→ WHAT TO DO:
The word "active" marks the lines to copy; find all of them in the entries below.

→ INPUT MATERIAL:
Content starts
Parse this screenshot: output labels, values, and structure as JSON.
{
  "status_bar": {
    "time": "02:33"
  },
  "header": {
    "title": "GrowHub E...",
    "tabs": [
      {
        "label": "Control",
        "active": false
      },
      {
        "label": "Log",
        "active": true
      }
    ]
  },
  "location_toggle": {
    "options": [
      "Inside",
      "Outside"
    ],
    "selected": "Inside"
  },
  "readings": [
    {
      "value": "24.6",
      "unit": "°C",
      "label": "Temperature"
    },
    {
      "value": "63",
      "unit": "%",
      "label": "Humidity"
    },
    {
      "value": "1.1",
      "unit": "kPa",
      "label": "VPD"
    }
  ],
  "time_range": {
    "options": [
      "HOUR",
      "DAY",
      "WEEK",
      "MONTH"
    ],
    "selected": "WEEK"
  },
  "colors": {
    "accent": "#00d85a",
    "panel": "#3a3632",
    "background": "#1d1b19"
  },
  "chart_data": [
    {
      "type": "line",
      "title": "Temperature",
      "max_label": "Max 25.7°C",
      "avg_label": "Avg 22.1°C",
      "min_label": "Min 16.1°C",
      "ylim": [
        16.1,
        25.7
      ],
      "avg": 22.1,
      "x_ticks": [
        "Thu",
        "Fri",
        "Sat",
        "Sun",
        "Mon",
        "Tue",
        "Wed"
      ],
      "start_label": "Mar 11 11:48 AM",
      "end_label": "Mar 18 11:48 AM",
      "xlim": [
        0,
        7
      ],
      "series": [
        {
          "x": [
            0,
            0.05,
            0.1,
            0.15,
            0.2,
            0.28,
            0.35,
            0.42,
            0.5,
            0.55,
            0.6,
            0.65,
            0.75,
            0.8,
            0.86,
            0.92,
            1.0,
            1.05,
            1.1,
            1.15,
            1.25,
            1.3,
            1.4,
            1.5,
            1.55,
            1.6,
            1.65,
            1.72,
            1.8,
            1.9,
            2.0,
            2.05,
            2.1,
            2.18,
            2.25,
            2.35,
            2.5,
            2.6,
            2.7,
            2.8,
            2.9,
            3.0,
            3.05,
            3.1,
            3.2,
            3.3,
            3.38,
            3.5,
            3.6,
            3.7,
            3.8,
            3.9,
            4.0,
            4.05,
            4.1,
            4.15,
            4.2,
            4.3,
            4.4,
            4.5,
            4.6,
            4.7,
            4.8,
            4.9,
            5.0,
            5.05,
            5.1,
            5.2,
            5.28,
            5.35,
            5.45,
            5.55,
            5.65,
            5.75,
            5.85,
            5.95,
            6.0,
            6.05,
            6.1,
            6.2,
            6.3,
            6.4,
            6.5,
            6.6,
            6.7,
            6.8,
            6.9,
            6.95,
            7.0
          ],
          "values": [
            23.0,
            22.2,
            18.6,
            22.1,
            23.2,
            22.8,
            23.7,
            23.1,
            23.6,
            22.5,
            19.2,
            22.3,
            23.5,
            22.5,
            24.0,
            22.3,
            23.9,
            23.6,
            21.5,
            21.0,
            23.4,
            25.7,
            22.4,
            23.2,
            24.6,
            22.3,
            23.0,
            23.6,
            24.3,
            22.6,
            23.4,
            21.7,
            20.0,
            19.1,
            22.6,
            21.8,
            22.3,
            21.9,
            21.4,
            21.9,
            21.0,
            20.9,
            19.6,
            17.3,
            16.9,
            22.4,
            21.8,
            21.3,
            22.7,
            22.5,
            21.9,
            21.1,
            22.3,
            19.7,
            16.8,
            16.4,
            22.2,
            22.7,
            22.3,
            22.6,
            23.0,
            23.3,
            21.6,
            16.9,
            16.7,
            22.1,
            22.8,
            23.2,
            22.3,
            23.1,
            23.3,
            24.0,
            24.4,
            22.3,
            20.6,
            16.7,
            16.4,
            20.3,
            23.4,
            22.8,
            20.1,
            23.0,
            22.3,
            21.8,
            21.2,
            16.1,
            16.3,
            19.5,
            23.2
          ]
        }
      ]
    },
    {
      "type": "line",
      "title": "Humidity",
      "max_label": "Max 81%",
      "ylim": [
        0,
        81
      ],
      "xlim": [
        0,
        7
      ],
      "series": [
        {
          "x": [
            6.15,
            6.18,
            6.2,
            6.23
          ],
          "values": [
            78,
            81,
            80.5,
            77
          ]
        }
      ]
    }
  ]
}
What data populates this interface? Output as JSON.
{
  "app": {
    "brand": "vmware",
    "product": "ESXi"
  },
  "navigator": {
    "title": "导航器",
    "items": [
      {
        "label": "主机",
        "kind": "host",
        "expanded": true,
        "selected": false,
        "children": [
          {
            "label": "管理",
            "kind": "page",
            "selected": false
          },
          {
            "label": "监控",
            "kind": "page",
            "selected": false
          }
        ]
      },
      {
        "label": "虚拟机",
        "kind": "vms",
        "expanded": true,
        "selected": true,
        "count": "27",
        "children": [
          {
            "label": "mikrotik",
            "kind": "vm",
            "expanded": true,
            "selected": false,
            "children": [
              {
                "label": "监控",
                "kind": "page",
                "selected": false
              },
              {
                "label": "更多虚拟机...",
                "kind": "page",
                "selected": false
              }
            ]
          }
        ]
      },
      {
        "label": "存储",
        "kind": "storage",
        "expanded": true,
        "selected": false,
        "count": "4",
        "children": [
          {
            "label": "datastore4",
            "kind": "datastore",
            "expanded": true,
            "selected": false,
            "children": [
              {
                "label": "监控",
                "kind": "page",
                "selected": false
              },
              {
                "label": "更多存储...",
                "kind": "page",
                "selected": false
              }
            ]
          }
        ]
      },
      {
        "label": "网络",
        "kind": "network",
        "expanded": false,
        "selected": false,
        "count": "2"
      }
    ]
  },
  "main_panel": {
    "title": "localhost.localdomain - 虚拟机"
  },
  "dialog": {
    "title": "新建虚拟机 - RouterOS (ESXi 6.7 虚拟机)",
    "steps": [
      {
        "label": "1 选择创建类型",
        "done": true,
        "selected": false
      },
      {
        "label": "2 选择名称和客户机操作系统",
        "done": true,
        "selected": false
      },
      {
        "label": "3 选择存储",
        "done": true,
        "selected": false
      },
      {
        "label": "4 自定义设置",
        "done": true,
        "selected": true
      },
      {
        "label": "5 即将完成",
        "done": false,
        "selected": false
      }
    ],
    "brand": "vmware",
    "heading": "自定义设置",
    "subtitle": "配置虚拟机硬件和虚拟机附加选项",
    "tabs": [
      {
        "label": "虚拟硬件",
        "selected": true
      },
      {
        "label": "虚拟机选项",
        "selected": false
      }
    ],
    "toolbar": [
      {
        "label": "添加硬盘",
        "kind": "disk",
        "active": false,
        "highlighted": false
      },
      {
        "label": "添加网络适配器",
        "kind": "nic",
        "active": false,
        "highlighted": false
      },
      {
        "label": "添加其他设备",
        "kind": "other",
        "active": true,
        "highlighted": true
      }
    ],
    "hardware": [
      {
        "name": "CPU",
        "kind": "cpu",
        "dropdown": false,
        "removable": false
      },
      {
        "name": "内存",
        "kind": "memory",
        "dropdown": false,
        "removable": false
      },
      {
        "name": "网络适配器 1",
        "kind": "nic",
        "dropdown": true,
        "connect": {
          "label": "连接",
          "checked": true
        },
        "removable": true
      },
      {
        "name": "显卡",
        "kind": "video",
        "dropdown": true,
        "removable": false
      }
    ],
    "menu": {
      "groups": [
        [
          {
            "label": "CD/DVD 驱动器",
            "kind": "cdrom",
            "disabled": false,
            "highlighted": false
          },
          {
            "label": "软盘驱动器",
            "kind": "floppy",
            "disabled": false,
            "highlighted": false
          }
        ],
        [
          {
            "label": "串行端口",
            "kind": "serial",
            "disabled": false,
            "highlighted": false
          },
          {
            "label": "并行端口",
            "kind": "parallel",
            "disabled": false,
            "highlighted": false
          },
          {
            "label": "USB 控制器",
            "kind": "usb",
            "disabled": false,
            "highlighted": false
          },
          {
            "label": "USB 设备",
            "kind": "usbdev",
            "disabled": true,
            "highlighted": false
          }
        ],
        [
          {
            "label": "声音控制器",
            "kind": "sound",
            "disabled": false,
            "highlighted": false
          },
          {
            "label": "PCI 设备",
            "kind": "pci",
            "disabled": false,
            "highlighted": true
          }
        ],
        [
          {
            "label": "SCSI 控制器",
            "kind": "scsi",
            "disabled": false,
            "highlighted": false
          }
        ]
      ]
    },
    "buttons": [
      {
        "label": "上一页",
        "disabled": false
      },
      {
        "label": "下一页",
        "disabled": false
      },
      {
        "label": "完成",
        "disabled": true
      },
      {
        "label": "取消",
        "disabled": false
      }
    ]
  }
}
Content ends
→ SOLVED PROBLEM:
        "active": false
        "active": true
        "active": false,
        "active": false,
        "active": true,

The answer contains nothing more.